CA: It’s not possible for me to take for granted that I come from poor, mostly illiterate, country people, and yet have somehow found this endurable, rich existence of poetry. And I don’t say I BELIEVE poetry can save our lives, I say I KNOW it can!! And I don’t mean it redirects emotions, or conciliates in the sense of pacification, no, I mean poetry can actualize an entirely, wholly new pattern of awareness. My boyfriend Earth (aka Mark) was murdered in Tennessee about a decade ago. In my new book A BEAUTIFUL MARSUPIAL AFTERNOON there is a (Soma)tic exercise I created for us to investigate trauma. I used the music of Philip Glass, which is PERFECT as a trance vehicle, in fact his music makes it almost easy to enter a trance state. But I used these (Soma)tic techniques I’ve developed for the “DOUBLE-SHELTER” piece in the new book, and I’m not exaggerating when I say I am changed.

The word “escape” isn’t right for me. I escape nothing because poetry for me is about plunging into everything despite how much it might wind up jeopardizing my happiness. Poetry is worth my fear being resolved. Thank you for this interview.

It was late in the smoke-painted bar, a quarter past the blue hour, when The Interviewer pulled The Poet into an even darker room. And in the dark of that darkness, came the first question. Tell me, said the Interviewer, where do your poems live?

Most of my poems are conjured between the pages of old fairy-tale books and on flickering screens. It’s true that many of them wield swords.

Lately, they’ve been exploring the disappeared home of my childhood in Tennessee. The home I grew up with no longer exists, the gardens and woods I remember wandering nothing but ugly rubble I can only bear to look at on Google Earth once in a great while. They have never done anything with the rubble, so I must regrow everything from memory. The rocks and roots, the violets and daffodils, the acres of old oaks and bear caves. My brothers and their old pickup trucks

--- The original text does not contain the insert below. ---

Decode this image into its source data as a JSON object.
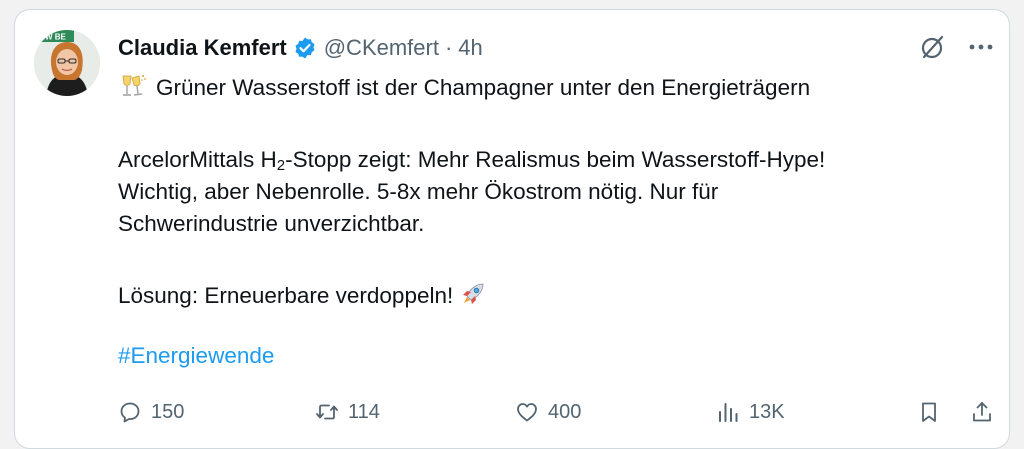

They’ve also been ducking into classrooms: algebra, cartography, old stories barely remembered. Conjuring memories yet again: Sunday school, high school dances, dusty yellow polaroid photographs that show a girl feral, big-eyed, holding her little brother’s hand.

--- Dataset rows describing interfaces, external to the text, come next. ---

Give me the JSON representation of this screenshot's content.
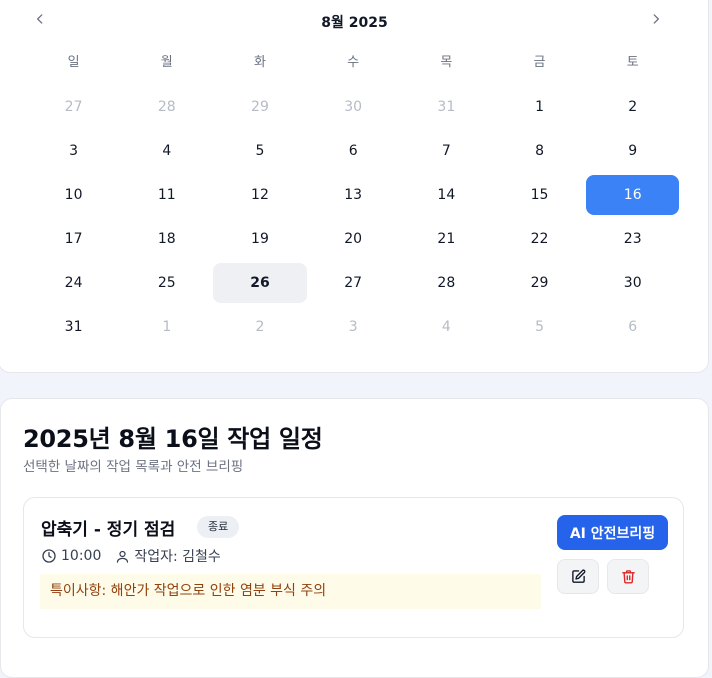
{
  "calendar": {
    "month_label": "8월 2025",
    "prev_icon": "chevron-left-icon",
    "next_icon": "chevron-right-icon",
    "weekdays": [
      "일",
      "월",
      "화",
      "수",
      "목",
      "금",
      "토"
    ],
    "days": [
      {
        "label": "27",
        "state": "outside"
      },
      {
        "label": "28",
        "state": "outside"
      },
      {
        "label": "29",
        "state": "outside"
      },
      {
        "label": "30",
        "state": "outside"
      },
      {
        "label": "31",
        "state": "outside"
      },
      {
        "label": "1",
        "state": "current"
      },
      {
        "label": "2",
        "state": "current"
      },
      {
        "label": "3",
        "state": "current"
      },
      {
        "label": "4",
        "state": "current"
      },
      {
        "label": "5",
        "state": "current"
      },
      {
        "label": "6",
        "state": "current"
      },
      {
        "label": "7",
        "state": "current"
      },
      {
        "label": "8",
        "state": "current"
      },
      {
        "label": "9",
        "state": "current"
      },
      {
        "label": "10",
        "state": "current"
      },
      {
        "label": "11",
        "state": "current"
      },
      {
        "label": "12",
        "state": "current"
      },
      {
        "label": "13",
        "state": "current"
      },
      {
        "label": "14",
        "state": "current"
      },
      {
        "label": "15",
        "state": "current"
      },
      {
        "label": "16",
        "state": "selected"
      },
      {
        "label": "17",
        "state": "current"
      },
      {
        "label": "18",
        "state": "current"
      },
      {
        "label": "19",
        "state": "current"
      },
      {
        "label": "20",
        "state": "current"
      },
      {
        "label": "21",
        "state": "current"
      },
      {
        "label": "22",
        "state": "current"
      },
      {
        "label": "23",
        "state": "current"
      },
      {
        "label": "24",
        "state": "current"
      },
      {
        "label": "25",
        "state": "current"
      },
      {
        "label": "26",
        "state": "today"
      },
      {
        "label": "27",
        "state": "current"
      },
      {
        "label": "28",
        "state": "current"
      },
      {
        "label": "29",
        "state": "current"
      },
      {
        "label": "30",
        "state": "current"
      },
      {
        "label": "31",
        "state": "current"
      },
      {
        "label": "1",
        "state": "outside"
      },
      {
        "label": "2",
        "state": "outside"
      },
      {
        "label": "3",
        "state": "outside"
      },
      {
        "label": "4",
        "state": "outside"
      },
      {
        "label": "5",
        "state": "outside"
      },
      {
        "label": "6",
        "state": "outside"
      }
    ]
  },
  "schedule": {
    "title": "2025년 8월 16일 작업 일정",
    "subtitle": "선택한 날짜의 작업 목록과 안전 브리핑",
    "tasks": [
      {
        "title": "압축기 - 정기 점검",
        "status": "종료",
        "time": "10:00",
        "worker": "작업자: 김철수",
        "note": "특이사항: 해안가 작업으로 인한 염분 부식 주의",
        "ai_button": "AI 안전브리핑",
        "time_icon": "clock-icon",
        "worker_icon": "user-icon",
        "edit_icon": "edit-icon",
        "delete_icon": "trash-icon"
      }
    ]
  },
  "colors": {
    "accent": "#3b82f6",
    "primary_button": "#2563eb",
    "today_bg": "#eef0f4",
    "note_bg": "#fefbe8",
    "note_text": "#92400e",
    "delete": "#dc2626"
  }
}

My poems do best in a fantasy landscape. Colors metallic, ice mountains, enchanted deserts, alien flora and fauna…it’s where my poems really feel most at home.

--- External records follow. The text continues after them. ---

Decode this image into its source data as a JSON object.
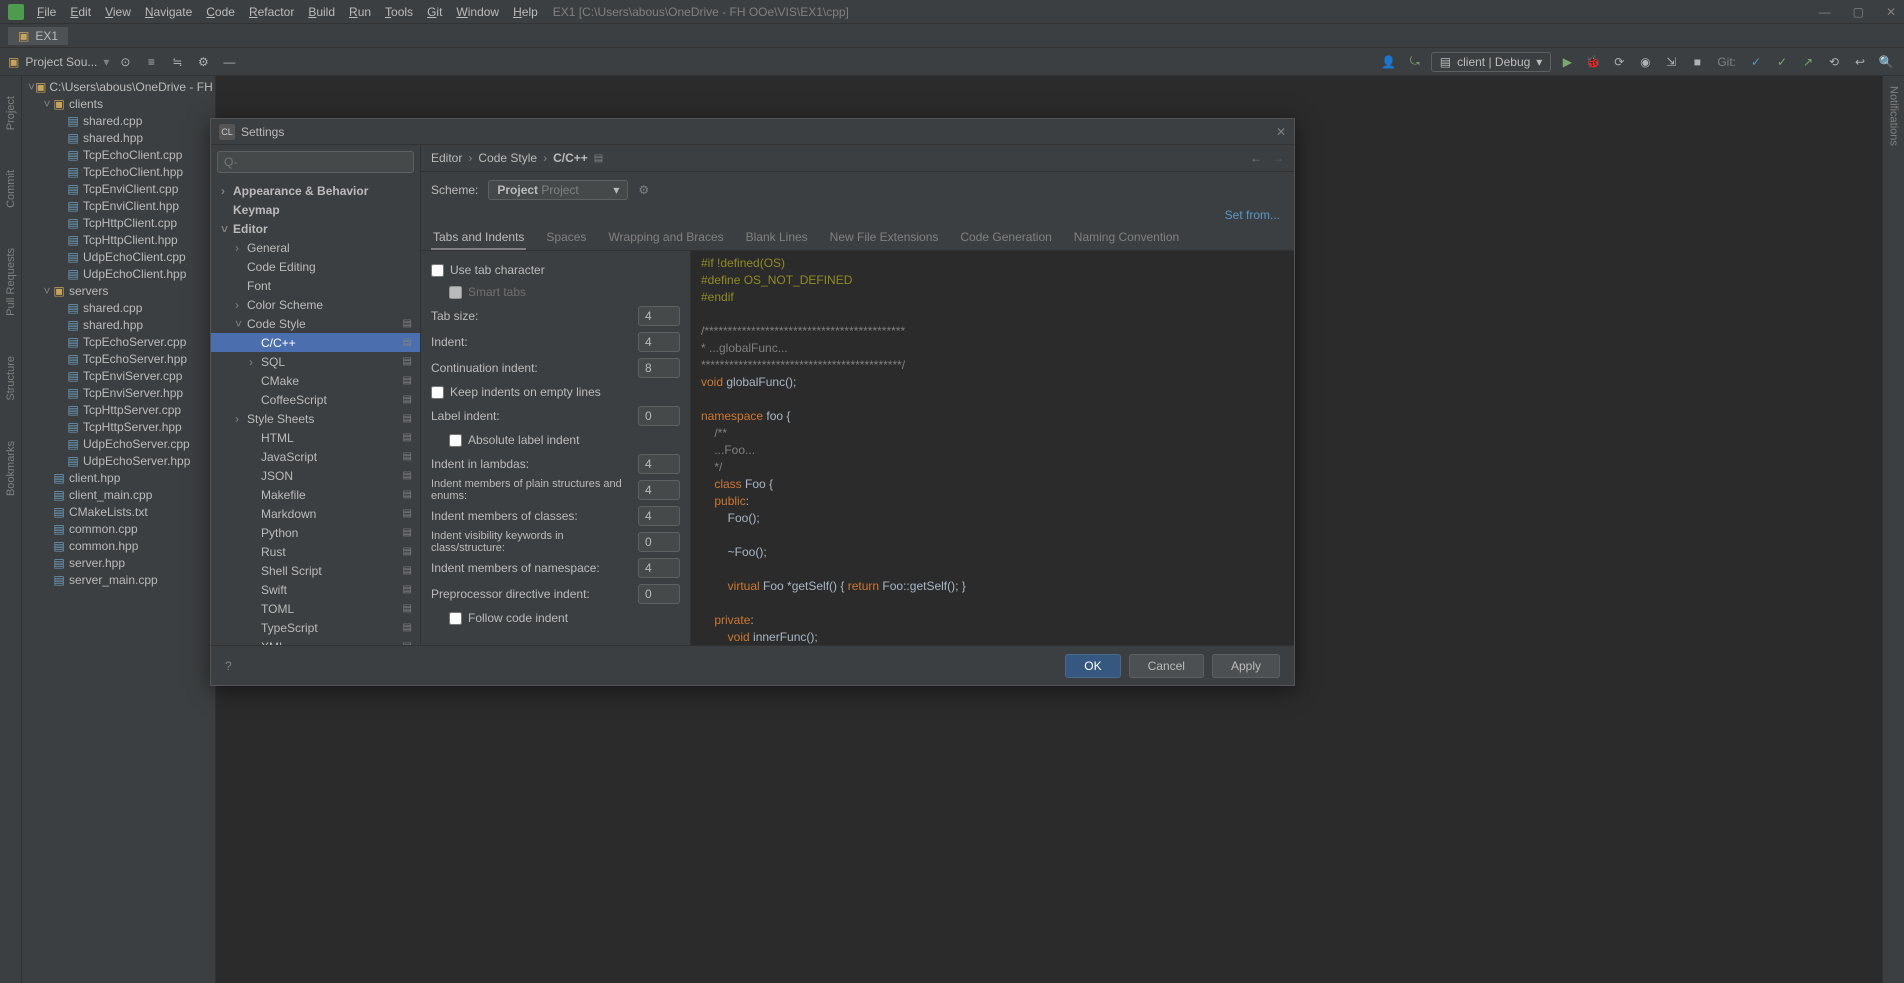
{
  "menubar": {
    "items": [
      "File",
      "Edit",
      "View",
      "Navigate",
      "Code",
      "Refactor",
      "Build",
      "Run",
      "Tools",
      "Git",
      "Window",
      "Help"
    ],
    "title_path": "EX1 [C:\\Users\\abous\\OneDrive - FH OOe\\VIS\\EX1\\cpp]"
  },
  "open_tab": "EX1",
  "toolbar": {
    "project_label": "Project Sou...",
    "run_config": "client | Debug",
    "git_label": "Git:"
  },
  "left_gutter": [
    "Project",
    "Commit",
    "Pull Requests",
    "Structure",
    "Bookmarks"
  ],
  "right_gutter": [
    "Notifications"
  ],
  "project_tree": {
    "root": "C:\\Users\\abous\\OneDrive - FH OOe\\V",
    "folders": [
      {
        "name": "clients",
        "files": [
          "shared.cpp",
          "shared.hpp",
          "TcpEchoClient.cpp",
          "TcpEchoClient.hpp",
          "TcpEnviClient.cpp",
          "TcpEnviClient.hpp",
          "TcpHttpClient.cpp",
          "TcpHttpClient.hpp",
          "UdpEchoClient.cpp",
          "UdpEchoClient.hpp"
        ]
      },
      {
        "name": "servers",
        "files": [
          "shared.cpp",
          "shared.hpp",
          "TcpEchoServer.cpp",
          "TcpEchoServer.hpp",
          "TcpEnviServer.cpp",
          "TcpEnviServer.hpp",
          "TcpHttpServer.cpp",
          "TcpHttpServer.hpp",
          "UdpEchoServer.cpp",
          "UdpEchoServer.hpp"
        ]
      }
    ],
    "root_files": [
      "client.hpp",
      "client_main.cpp",
      "CMakeLists.txt",
      "common.cpp",
      "common.hpp",
      "server.hpp",
      "server_main.cpp"
    ]
  },
  "dialog": {
    "title": "Settings",
    "search_placeholder": "",
    "search_icon": "Q-",
    "breadcrumb": [
      "Editor",
      "Code Style",
      "C/C++"
    ],
    "nav_back": "←",
    "nav_forward": "→",
    "nav": [
      {
        "label": "Appearance & Behavior",
        "level": 0,
        "caret": ">",
        "bold": true
      },
      {
        "label": "Keymap",
        "level": 0,
        "bold": true
      },
      {
        "label": "Editor",
        "level": 0,
        "caret": "v",
        "bold": true
      },
      {
        "label": "General",
        "level": 1,
        "caret": ">"
      },
      {
        "label": "Code Editing",
        "level": 1
      },
      {
        "label": "Font",
        "level": 1
      },
      {
        "label": "Color Scheme",
        "level": 1,
        "caret": ">"
      },
      {
        "label": "Code Style",
        "level": 1,
        "caret": "v",
        "cfg": true
      },
      {
        "label": "C/C++",
        "level": 2,
        "selected": true,
        "cfg": true
      },
      {
        "label": "SQL",
        "level": 2,
        "caret": ">",
        "cfg": true
      },
      {
        "label": "CMake",
        "level": 2,
        "cfg": true
      },
      {
        "label": "CoffeeScript",
        "level": 2,
        "cfg": true
      },
      {
        "label": "Style Sheets",
        "level": 1,
        "caret": ">",
        "cfg": true
      },
      {
        "label": "HTML",
        "level": 2,
        "cfg": true
      },
      {
        "label": "JavaScript",
        "level": 2,
        "cfg": true
      },
      {
        "label": "JSON",
        "level": 2,
        "cfg": true
      },
      {
        "label": "Makefile",
        "level": 2,
        "cfg": true
      },
      {
        "label": "Markdown",
        "level": 2,
        "cfg": true
      },
      {
        "label": "Python",
        "level": 2,
        "cfg": true
      },
      {
        "label": "Rust",
        "level": 2,
        "cfg": true
      },
      {
        "label": "Shell Script",
        "level": 2,
        "cfg": true
      },
      {
        "label": "Swift",
        "level": 2,
        "cfg": true
      },
      {
        "label": "TOML",
        "level": 2,
        "cfg": true
      },
      {
        "label": "TypeScript",
        "level": 2,
        "cfg": true
      },
      {
        "label": "XML",
        "level": 2,
        "cfg": true
      }
    ],
    "scheme_label": "Scheme:",
    "scheme_value_bold": "Project",
    "scheme_value_rest": "Project",
    "set_from": "Set from...",
    "tabs": [
      "Tabs and Indents",
      "Spaces",
      "Wrapping and Braces",
      "Blank Lines",
      "New File Extensions",
      "Code Generation",
      "Naming Convention"
    ],
    "form": {
      "use_tab": "Use tab character",
      "smart_tabs": "Smart tabs",
      "tab_size_lbl": "Tab size:",
      "tab_size": "4",
      "indent_lbl": "Indent:",
      "indent": "4",
      "cont_lbl": "Continuation indent:",
      "cont": "8",
      "keep_empty": "Keep indents on empty lines",
      "label_indent_lbl": "Label indent:",
      "label_indent": "0",
      "abs_label": "Absolute label indent",
      "lambda_lbl": "Indent in lambdas:",
      "lambda": "4",
      "plain_lbl": "Indent members of plain structures and enums:",
      "plain": "4",
      "classes_lbl": "Indent members of classes:",
      "classes": "4",
      "vis_lbl": "Indent visibility keywords in class/structure:",
      "vis": "0",
      "ns_lbl": "Indent members of namespace:",
      "ns": "4",
      "pp_lbl": "Preprocessor directive indent:",
      "pp": "0",
      "follow": "Follow code indent"
    },
    "buttons": {
      "ok": "OK",
      "cancel": "Cancel",
      "apply": "Apply"
    },
    "help_icon": "?"
  },
  "preview_code": [
    {
      "t": "mac",
      "s": "#if !defined(OS)"
    },
    {
      "t": "mac",
      "s": "#define OS_NOT_DEFINED"
    },
    {
      "t": "mac",
      "s": "#endif"
    },
    {
      "t": "blank",
      "s": ""
    },
    {
      "t": "cmt",
      "s": "/*******************************************"
    },
    {
      "t": "cmt",
      "s": "* ...globalFunc..."
    },
    {
      "t": "cmt",
      "s": "*******************************************/"
    },
    {
      "t": "mix",
      "parts": [
        {
          "c": "kw",
          "s": "void "
        },
        {
          "c": "ident",
          "s": "globalFunc();"
        }
      ]
    },
    {
      "t": "blank",
      "s": ""
    },
    {
      "t": "mix",
      "parts": [
        {
          "c": "kw",
          "s": "namespace "
        },
        {
          "c": "ident",
          "s": "foo {"
        }
      ]
    },
    {
      "t": "mix",
      "parts": [
        {
          "c": "guide",
          "s": "    "
        },
        {
          "c": "cmt",
          "s": "/**"
        }
      ]
    },
    {
      "t": "mix",
      "parts": [
        {
          "c": "guide",
          "s": "    "
        },
        {
          "c": "cmt",
          "s": "...Foo..."
        }
      ]
    },
    {
      "t": "mix",
      "parts": [
        {
          "c": "guide",
          "s": "    "
        },
        {
          "c": "cmt",
          "s": "*/"
        }
      ]
    },
    {
      "t": "mix",
      "parts": [
        {
          "c": "guide",
          "s": "    "
        },
        {
          "c": "kw",
          "s": "class "
        },
        {
          "c": "ident",
          "s": "Foo {"
        }
      ]
    },
    {
      "t": "mix",
      "parts": [
        {
          "c": "guide",
          "s": "    "
        },
        {
          "c": "kw",
          "s": "public"
        },
        {
          "c": "ident",
          "s": ":"
        }
      ]
    },
    {
      "t": "mix",
      "parts": [
        {
          "c": "guide",
          "s": "        "
        },
        {
          "c": "ident",
          "s": "Foo();"
        }
      ]
    },
    {
      "t": "blank",
      "s": ""
    },
    {
      "t": "mix",
      "parts": [
        {
          "c": "guide",
          "s": "        "
        },
        {
          "c": "ident",
          "s": "~Foo();"
        }
      ]
    },
    {
      "t": "blank",
      "s": ""
    },
    {
      "t": "mix",
      "parts": [
        {
          "c": "guide",
          "s": "        "
        },
        {
          "c": "kw",
          "s": "virtual "
        },
        {
          "c": "ident",
          "s": "Foo *getSelf() { "
        },
        {
          "c": "kw",
          "s": "return "
        },
        {
          "c": "ident",
          "s": "Foo::getSelf(); }"
        }
      ]
    },
    {
      "t": "blank",
      "s": ""
    },
    {
      "t": "mix",
      "parts": [
        {
          "c": "guide",
          "s": "    "
        },
        {
          "c": "kw",
          "s": "private"
        },
        {
          "c": "ident",
          "s": ":"
        }
      ]
    },
    {
      "t": "mix",
      "parts": [
        {
          "c": "guide",
          "s": "        "
        },
        {
          "c": "kw",
          "s": "void "
        },
        {
          "c": "ident",
          "s": "innerFunc();"
        }
      ]
    }
  ]
}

The dark room was the color of closed eyelids now. Music reached in through a window deprived of its pane. With his eyes on the music, The Interviewer asked What was the last sin your poems committed?

My poems may bite. They may also reveal secrets, gossip, cry into a bottle of beer. And I don’t even drink beer! My poems are much less polite and they smile less than I do. They are survivors, the detritus of battles lost.

A blade of moonlight cut The Poet’s body in half. The Interview liked this. The Interviewer wondered which half wanted most to be taken. Drinks appeared at the table without explanation. I want to know, said The Interviewer, pausing to take a sip of his drink, what your poems dream about?

They dream of apocalypse. Of futures where she might be a robot, or a witch. Often, they dream of disasters: hurricanes, broken cell phones, girls who must rescue themselves from glass coffins. My poems bloom best at night and are pollinated by large green moths.

Minutes were hours in that shut eyelid-colored room. The moon turned into the sun without apology. Music that had been reaching through the window pulled its hand away. The Interview looked less himself. Tell me, please tell me, what have your poems come here to do?

They have come to tell you a story that comes with a warning and a gold coin. They have come to tell you about the inside of someone else’s skin. They have come to tell you about the hidden dangers of mud dauber’s wasp nests and goat’s milk full of cesium’s daughters. They have come to show you the way out. My poems want to rescue you but are often only able to watch.